The far-right politician is vehemently opposed to outlawing the sale of combustion-powered cars, saying that it makes no sense for the economy, the environment, and society.
Matteo Salvini, Italy's minister of transport and infrastructure, has lashed out at the European Union's plans to bring sales of combustion-powered vehicles to an end by 2035. Salvini was in Brussels on December 5, meeting with his EU27 counterparts and the European Commission's Transport Commissioner Adina Valean. According to a tweet from the Italian news agency Ultimora, he had some strong words about a full-scale sales ban.
"I spoke with the EU commissioner and with my French and German colleagues about reviewing the ban on petrol and diesel cars from 2035: it makes no economic, environmental or social sense," the minister is reported as saying.
In addition, Bloomberg reports that Salvini is against the EU's goal of introducing Euro 7 emissions standards by 2025. These standards aim to reduce the emission of nitrous oxide by an additional 25%, but despite these new rules, many major automakers are convinced that combustion will live on for a long time to come.

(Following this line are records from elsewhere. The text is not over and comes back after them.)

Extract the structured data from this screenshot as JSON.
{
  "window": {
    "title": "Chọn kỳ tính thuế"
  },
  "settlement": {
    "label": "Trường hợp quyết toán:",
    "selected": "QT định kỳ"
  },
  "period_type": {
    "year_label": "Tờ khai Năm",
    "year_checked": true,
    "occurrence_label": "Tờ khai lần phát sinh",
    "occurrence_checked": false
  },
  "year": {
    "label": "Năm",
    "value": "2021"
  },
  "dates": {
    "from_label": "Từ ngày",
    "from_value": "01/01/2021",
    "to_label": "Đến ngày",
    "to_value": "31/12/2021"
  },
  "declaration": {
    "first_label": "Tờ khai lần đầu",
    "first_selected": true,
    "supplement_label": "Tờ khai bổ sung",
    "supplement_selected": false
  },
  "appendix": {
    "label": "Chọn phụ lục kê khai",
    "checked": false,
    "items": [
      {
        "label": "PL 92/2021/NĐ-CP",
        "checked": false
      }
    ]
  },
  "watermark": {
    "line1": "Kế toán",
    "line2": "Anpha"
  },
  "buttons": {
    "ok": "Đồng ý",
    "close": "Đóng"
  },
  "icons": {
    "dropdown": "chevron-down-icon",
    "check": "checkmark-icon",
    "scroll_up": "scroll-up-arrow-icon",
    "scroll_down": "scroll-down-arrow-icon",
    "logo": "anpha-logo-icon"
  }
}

Hyundai's Albert Biermann has spoken out against banning the sale of combustion-engine cars, BMW CEO Oliver Zipse has said that switching exclusively to EVs would be a mistake, and Stellantis CEO Carlos Tavares has pointed out the problems with forcing full-scale electrification onto the motoring industry on numerous occasions.
Salvini's comments, therefore, are nothing new. In fact, it's partly because of Italy's efforts that the likes of Ferrari and Lamborghini will get a little more breathing room to fall in line with new regulations. However, even the next Aventador will be electrified, but will the transport minister's latest protest make any real difference?
Despite the valid concerns of numerous countries and their automakers, the EU has decided to continue with the proposed ban on the sale of new combustion-powered cars by 2035, as has the state of California, with New York likely to follow.
According to Forbes, the Italian politician is unlikely to die on this hill. Among his pet projects is a proposed bridge between mainland Italy and the island of Sicily, which would be the world's longest suspension bridge if completed, and for this project - part of the Trans-European Transport Network (TEN-T) - to go ahead, it needs grants that the EU would provide.
Salvini will have to pick his battles, and the allure of a legacy-defining bridge means he likely won't push too hard to oppose a combustion ban.
Still, with numerous industry giants drawing attention to extreme EV R&D and production costs, the challenges of meaningfully reducing carbon emissions with electric cars, and the effects of entire workforces becoming obsolete, this discussion appears far from over.